With visible gang tattoos, “You’re looking at a possible shooting,” said Sgt. Belinda Robinson, a Los Angeles Police Department officer from the Foothill Division who works with at-risk Valley teenagers at three schools.
When patients arrive to literally erase past mistakes, laser beams set at particular wavelengths explode the particles of ink (or soot and toothpaste) used to create tattoo designs.
The more colors in a tattoo, the more treatments needed. Simple black tattoos require one or two treatments before the body fully flushes the pigment from the skin, doctors said. Some tattoos require 10 treatments before pigments fade completely.
Since laser treatments can cost as much as $1,000 per visit and as many as 10 visits might be required to remove one tattoo, the procedure is generally something low-income teens and young adults cannot afford, said Sister June Wilkerson, a Dominican nun who sits on the coalition’s committee of directors and runs its tattoo-removal program.
“Tattoos are barriers,” said Milton Braswell, a prevention and victim services specialist for the Youth Authority. “If one wants to make a step or get employment, it would be beneficial to not have a tattoo.”
In the Panorama City tattoo-removal program, free treatments have benefited residents of struggling Blythe Street, which dissects one of the Valley’s poorest neighborhoods.
Since last fall, 25 ex-members of the Blythe Street Dukes have had tattoos removed, according to Sister Margaret Rose Welch, a member of the Immaculate Heart Community that coordinates the effort.
Administrators of all these programs suggest that participants perform their community service by interacting with schoolchildren, aiding the police or helping with the hospital care of others.
“What we’re trying to do is not just give participants a job where they’re counting papers or something,” Wilkerson said. “We want to broaden them.”
Arellano, who, despite her tattoos, found work selling shoes at Kids Footlocker in the Northridge Fashion Center, mentors younger girls at Lawrence Middle School in Chatsworth, warning them about the perils of gang life.
Roman said he hopes to volunteer in some capacity at Olive View-UCLA Medical Center in Sylmar, while he finishes computer software and business courses at the North Valley Occupational-Pacoima Skills Center in Mission Hills.
Following his first laser treatment at Providence Holy Cross, Michael, another participant who requested his last name be withheld, found himself encouraged to talk with elementary schoolchildren about gangs.
The 35-year-old North Hollywood resident said he knows all too well the dangers of gang insignia.
Seven men attacked and beat Michael two months ago outside a Los Angeles supermarket after they allegedly mistook him for an active rival, he said, pointing to the resulting scars atop his shaven head.
“One of them tried to stab me,” Michael said.
The broad “diesiocho” that spans the back of Michael’s neck is a version of the Spanish word for “18,” representing his bygone membership in the 18th Street gang in Los Angeles.

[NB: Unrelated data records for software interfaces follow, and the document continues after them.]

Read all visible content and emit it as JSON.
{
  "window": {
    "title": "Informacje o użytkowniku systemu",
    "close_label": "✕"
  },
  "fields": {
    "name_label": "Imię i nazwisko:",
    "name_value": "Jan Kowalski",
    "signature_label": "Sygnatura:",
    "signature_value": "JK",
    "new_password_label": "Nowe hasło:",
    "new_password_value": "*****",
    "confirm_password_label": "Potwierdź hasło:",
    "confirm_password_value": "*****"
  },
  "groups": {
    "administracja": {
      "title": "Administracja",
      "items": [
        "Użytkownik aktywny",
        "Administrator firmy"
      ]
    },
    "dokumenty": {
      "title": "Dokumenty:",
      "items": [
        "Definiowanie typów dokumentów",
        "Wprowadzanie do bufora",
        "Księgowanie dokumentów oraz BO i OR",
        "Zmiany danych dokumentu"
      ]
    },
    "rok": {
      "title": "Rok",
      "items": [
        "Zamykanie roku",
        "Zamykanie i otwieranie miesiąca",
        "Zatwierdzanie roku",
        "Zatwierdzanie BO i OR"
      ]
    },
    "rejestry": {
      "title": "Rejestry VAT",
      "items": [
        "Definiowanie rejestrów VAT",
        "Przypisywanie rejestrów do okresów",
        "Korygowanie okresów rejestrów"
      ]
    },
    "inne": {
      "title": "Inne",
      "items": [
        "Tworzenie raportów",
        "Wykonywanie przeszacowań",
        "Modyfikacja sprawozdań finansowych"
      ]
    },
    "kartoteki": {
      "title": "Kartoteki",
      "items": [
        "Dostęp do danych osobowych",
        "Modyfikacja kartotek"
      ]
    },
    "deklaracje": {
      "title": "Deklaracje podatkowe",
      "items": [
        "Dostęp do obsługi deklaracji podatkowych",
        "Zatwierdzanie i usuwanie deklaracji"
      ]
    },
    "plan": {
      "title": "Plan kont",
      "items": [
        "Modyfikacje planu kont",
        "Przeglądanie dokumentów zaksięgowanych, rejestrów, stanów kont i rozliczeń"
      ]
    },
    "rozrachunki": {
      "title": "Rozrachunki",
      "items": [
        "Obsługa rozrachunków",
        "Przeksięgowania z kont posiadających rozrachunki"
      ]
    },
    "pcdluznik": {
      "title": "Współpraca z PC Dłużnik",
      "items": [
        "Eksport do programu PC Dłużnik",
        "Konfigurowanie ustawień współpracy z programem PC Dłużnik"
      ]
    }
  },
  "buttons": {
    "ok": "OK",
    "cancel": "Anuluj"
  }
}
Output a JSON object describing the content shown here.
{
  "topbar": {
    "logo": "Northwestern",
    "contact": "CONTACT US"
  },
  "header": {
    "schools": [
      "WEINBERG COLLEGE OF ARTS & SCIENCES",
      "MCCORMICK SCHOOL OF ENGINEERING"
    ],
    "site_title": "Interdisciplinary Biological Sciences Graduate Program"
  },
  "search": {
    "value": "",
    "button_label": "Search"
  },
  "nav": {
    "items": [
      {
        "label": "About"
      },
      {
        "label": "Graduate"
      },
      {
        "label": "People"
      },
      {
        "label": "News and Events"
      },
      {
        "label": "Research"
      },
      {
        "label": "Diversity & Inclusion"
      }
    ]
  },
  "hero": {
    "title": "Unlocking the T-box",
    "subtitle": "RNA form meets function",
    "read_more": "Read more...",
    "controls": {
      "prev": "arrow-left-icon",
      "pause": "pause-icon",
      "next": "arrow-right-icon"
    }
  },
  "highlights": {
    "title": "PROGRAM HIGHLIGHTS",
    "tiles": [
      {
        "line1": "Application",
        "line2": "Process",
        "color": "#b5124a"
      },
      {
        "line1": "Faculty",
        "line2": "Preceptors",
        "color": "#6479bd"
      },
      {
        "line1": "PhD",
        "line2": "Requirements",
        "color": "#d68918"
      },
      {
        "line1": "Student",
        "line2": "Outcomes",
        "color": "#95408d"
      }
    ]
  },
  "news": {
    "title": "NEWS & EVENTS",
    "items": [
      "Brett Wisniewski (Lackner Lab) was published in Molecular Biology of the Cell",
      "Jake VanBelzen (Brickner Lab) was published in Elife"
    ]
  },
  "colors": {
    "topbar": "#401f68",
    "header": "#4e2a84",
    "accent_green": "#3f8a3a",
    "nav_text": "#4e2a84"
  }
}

Michael said that as a younger man he was stabbed 17 times in the back with an ice pick and took a bullet from rivals at the age of 20.
At the time of the most recent attack, Michael had been out of his old gang for 13 years, he said. Something had to be done.
Something was. Michael barely flinched as the laser connected.
“That hurt like a son of a gun,” he said after his first treatment. “It didn’t hurt as much as getting shot, but it hurt.”
For more information about gang tattoo removal at the Providence Holy Cross Medical Center, call (818) 893-4779.